**STORED DATA**
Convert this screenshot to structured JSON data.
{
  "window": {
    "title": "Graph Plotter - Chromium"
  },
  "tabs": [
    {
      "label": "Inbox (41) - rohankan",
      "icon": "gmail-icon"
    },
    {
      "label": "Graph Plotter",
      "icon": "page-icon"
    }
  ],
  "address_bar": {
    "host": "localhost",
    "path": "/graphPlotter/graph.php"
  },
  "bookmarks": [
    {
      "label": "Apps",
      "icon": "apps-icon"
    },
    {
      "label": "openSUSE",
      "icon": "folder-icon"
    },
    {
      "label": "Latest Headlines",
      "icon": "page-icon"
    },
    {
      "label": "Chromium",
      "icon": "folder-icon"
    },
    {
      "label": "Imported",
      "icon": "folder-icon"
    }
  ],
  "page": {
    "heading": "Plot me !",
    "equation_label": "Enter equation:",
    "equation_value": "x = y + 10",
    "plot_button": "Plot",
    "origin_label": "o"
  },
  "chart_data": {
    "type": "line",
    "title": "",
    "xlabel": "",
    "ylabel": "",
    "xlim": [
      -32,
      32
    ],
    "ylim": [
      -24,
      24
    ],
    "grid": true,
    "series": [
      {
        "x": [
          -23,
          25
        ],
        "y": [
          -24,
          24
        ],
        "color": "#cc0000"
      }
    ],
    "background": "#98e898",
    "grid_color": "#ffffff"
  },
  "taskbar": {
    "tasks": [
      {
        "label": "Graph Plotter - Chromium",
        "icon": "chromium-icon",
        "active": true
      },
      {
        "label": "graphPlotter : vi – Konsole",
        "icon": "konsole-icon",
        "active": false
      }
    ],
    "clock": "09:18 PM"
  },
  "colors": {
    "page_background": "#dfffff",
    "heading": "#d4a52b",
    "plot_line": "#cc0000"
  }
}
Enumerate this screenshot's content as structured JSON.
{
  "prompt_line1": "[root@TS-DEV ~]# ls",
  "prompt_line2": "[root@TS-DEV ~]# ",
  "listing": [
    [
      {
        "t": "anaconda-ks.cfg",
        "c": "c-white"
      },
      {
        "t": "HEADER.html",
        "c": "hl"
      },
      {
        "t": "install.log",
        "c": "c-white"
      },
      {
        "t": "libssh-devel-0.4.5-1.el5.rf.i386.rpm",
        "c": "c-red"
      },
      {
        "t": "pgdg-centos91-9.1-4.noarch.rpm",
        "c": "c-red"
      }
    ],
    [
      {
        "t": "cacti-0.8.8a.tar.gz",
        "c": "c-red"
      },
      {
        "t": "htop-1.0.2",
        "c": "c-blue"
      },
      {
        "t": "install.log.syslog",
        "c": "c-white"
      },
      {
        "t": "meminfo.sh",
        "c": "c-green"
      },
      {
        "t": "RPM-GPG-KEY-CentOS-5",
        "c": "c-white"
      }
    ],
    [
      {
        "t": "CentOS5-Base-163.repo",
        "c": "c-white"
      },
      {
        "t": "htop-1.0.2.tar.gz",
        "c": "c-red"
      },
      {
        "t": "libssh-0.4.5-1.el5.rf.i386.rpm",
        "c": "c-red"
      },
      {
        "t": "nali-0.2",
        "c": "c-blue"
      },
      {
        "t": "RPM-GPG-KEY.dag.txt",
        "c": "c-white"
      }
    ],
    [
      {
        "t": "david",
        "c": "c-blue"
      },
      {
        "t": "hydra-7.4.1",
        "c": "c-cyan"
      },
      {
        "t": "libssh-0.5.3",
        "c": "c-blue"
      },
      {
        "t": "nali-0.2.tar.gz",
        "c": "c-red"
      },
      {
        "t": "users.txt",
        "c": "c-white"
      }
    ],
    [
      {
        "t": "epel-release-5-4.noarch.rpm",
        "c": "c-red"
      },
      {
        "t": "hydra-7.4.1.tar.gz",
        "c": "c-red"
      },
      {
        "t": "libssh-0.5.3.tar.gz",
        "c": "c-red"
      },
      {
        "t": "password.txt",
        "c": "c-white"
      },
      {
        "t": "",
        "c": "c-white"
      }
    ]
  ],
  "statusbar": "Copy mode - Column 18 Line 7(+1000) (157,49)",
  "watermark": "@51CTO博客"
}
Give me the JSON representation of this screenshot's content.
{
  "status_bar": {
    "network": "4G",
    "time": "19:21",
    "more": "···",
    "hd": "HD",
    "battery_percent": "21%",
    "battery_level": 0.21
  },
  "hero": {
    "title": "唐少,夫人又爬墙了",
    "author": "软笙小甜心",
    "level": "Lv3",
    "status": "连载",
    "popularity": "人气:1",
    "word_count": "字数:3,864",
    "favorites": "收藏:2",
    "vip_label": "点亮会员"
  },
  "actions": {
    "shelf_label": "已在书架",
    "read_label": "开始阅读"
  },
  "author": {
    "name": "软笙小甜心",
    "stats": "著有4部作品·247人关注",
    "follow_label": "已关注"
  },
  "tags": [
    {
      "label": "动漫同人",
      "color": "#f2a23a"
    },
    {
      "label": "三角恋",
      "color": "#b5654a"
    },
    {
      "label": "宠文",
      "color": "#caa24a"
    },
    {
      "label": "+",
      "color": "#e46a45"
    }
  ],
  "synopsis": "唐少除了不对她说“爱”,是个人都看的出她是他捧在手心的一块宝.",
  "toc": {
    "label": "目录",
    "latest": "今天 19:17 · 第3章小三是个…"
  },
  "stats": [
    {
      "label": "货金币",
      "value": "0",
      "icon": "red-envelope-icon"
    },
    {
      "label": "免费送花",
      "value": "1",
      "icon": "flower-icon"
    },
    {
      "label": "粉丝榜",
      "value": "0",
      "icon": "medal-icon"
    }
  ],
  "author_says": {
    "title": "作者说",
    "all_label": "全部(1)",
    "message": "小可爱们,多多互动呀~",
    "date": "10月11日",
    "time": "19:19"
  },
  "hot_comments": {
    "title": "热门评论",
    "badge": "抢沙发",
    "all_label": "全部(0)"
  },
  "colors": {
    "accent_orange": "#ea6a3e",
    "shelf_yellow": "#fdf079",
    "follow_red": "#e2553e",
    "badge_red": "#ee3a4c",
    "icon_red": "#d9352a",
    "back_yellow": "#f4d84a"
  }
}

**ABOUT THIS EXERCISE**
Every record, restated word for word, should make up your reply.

**TASK RESULT**
Convert this screenshot to structured JSON data.
{
  "window": {
    "title": "Graph Plotter - Chromium"
  },
  "tabs": [
    {
      "label": "Inbox (41) - rohankan",
      "icon": "gmail-icon"
    },
    {
      "label": "Graph Plotter",
      "icon": "page-icon"
    }
  ],
  "address_bar": {
    "host": "localhost",
    "path": "/graphPlotter/graph.php"
  },
  "bookmarks": [
    {
      "label": "Apps",
      "icon": "apps-icon"
    },
    {
      "label": "openSUSE",
      "icon": "folder-icon"
    },
    {
      "label": "Latest Headlines",
      "icon": "page-icon"
    },
    {
      "label": "Chromium",
      "icon": "folder-icon"
    },
    {
      "label": "Imported",
      "icon": "folder-icon"
    }
  ],
  "page": {
    "heading": "Plot me !",
    "equation_label": "Enter equation:",
    "equation_value": "x = y + 10",
    "plot_button": "Plot",
    "origin_label": "o"
  },
  "chart_data": {
    "type": "line",
    "title": "",
    "xlabel": "",
    "ylabel": "",
    "xlim": [
      -32,
      32
    ],
    "ylim": [
      -24,
      24
    ],
    "grid": true,
    "series": [
      {
        "x": [
          -23,
          25
        ],
        "y": [
          -24,
          24
        ],
        "color": "#cc0000"
      }
    ],
    "background": "#98e898",
    "grid_color": "#ffffff"
  },
  "taskbar": {
    "tasks": [
      {
        "label": "Graph Plotter - Chromium",
        "icon": "chromium-icon",
        "active": true
      },
      {
        "label": "graphPlotter : vi – Konsole",
        "icon": "konsole-icon",
        "active": false
      }
    ],
    "clock": "09:18 PM"
  },
  "colors": {
    "page_background": "#dfffff",
    "heading": "#d4a52b",
    "plot_line": "#cc0000"
  }
}
Enumerate this screenshot's content as structured JSON.
{
  "prompt_line1": "[root@TS-DEV ~]# ls",
  "prompt_line2": "[root@TS-DEV ~]# ",
  "listing": [
    [
      {
        "t": "anaconda-ks.cfg",
        "c": "c-white"
      },
      {
        "t": "HEADER.html",
        "c": "hl"
      },
      {
        "t": "install.log",
        "c": "c-white"
      },
      {
        "t": "libssh-devel-0.4.5-1.el5.rf.i386.rpm",
        "c": "c-red"
      },
      {
        "t": "pgdg-centos91-9.1-4.noarch.rpm",
        "c": "c-red"
      }
    ],
    [
      {
        "t": "cacti-0.8.8a.tar.gz",
        "c": "c-red"
      },
      {
        "t": "htop-1.0.2",
        "c": "c-blue"
      },
      {
        "t": "install.log.syslog",
        "c": "c-white"
      },
      {
        "t": "meminfo.sh",
        "c": "c-green"
      },
      {
        "t": "RPM-GPG-KEY-CentOS-5",
        "c": "c-white"
      }
    ],
    [
      {
        "t": "CentOS5-Base-163.repo",
        "c": "c-white"
      },
      {
        "t": "htop-1.0.2.tar.gz",
        "c": "c-red"
      },
      {
        "t": "libssh-0.4.5-1.el5.rf.i386.rpm",
        "c": "c-red"
      },
      {
        "t": "nali-0.2",
        "c": "c-blue"
      },
      {
        "t": "RPM-GPG-KEY.dag.txt",
        "c": "c-white"
      }
    ],
    [
      {
        "t": "david",
        "c": "c-blue"
      },
      {
        "t": "hydra-7.4.1",
        "c": "c-cyan"
      },
      {
        "t": "libssh-0.5.3",
        "c": "c-blue"
      },
      {
        "t": "nali-0.2.tar.gz",
        "c": "c-red"
      },
      {
        "t": "users.txt",
        "c": "c-white"
      }
    ],
    [
      {
        "t": "epel-release-5-4.noarch.rpm",
        "c": "c-red"
      },
      {
        "t": "hydra-7.4.1.tar.gz",
        "c": "c-red"
      },
      {
        "t": "libssh-0.5.3.tar.gz",
        "c": "c-red"
      },
      {
        "t": "password.txt",
        "c": "c-white"
      },
      {
        "t": "",
        "c": "c-white"
      }
    ]
  ],
  "statusbar": "Copy mode - Column 18 Line 7(+1000) (157,49)",
  "watermark": "@51CTO博客"
}
Give me the JSON representation of this screenshot's content.
{
  "status_bar": {
    "network": "4G",
    "time": "19:21",
    "more": "···",
    "hd": "HD",
    "battery_percent": "21%",
    "battery_level": 0.21
  },
  "hero": {
    "title": "唐少,夫人又爬墙了",
    "author": "软笙小甜心",
    "level": "Lv3",
    "status": "连载",
    "popularity": "人气:1",
    "word_count": "字数:3,864",
    "favorites": "收藏:2",
    "vip_label": "点亮会员"
  },
  "actions": {
    "shelf_label": "已在书架",
    "read_label": "开始阅读"
  },
  "author": {
    "name": "软笙小甜心",
    "stats": "著有4部作品·247人关注",
    "follow_label": "已关注"
  },
  "tags": [
    {
      "label": "动漫同人",
      "color": "#f2a23a"
    },
    {
      "label": "三角恋",
      "color": "#b5654a"
    },
    {
      "label": "宠文",
      "color": "#caa24a"
    },
    {
      "label": "+",
      "color": "#e46a45"
    }
  ],
  "synopsis": "唐少除了不对她说“爱”,是个人都看的出她是他捧在手心的一块宝.",
  "toc": {
    "label": "目录",
    "latest": "今天 19:17 · 第3章小三是个…"
  },
  "stats": [
    {
      "label": "货金币",
      "value": "0",
      "icon": "red-envelope-icon"
    },
    {
      "label": "免费送花",
      "value": "1",
      "icon": "flower-icon"
    },
    {
      "label": "粉丝榜",
      "value": "0",
      "icon": "medal-icon"
    }
  ],
  "author_says": {
    "title": "作者说",
    "all_label": "全部(1)",
    "message": "小可爱们,多多互动呀~",
    "date": "10月11日",
    "time": "19:19"
  },
  "hot_comments": {
    "title": "热门评论",
    "badge": "抢沙发",
    "all_label": "全部(0)"
  },
  "colors": {
    "accent_orange": "#ea6a3e",
    "shelf_yellow": "#fdf079",
    "follow_red": "#e2553e",
    "badge_red": "#ee3a4c",
    "icon_red": "#d9352a",
    "back_yellow": "#f4d84a"
  }
}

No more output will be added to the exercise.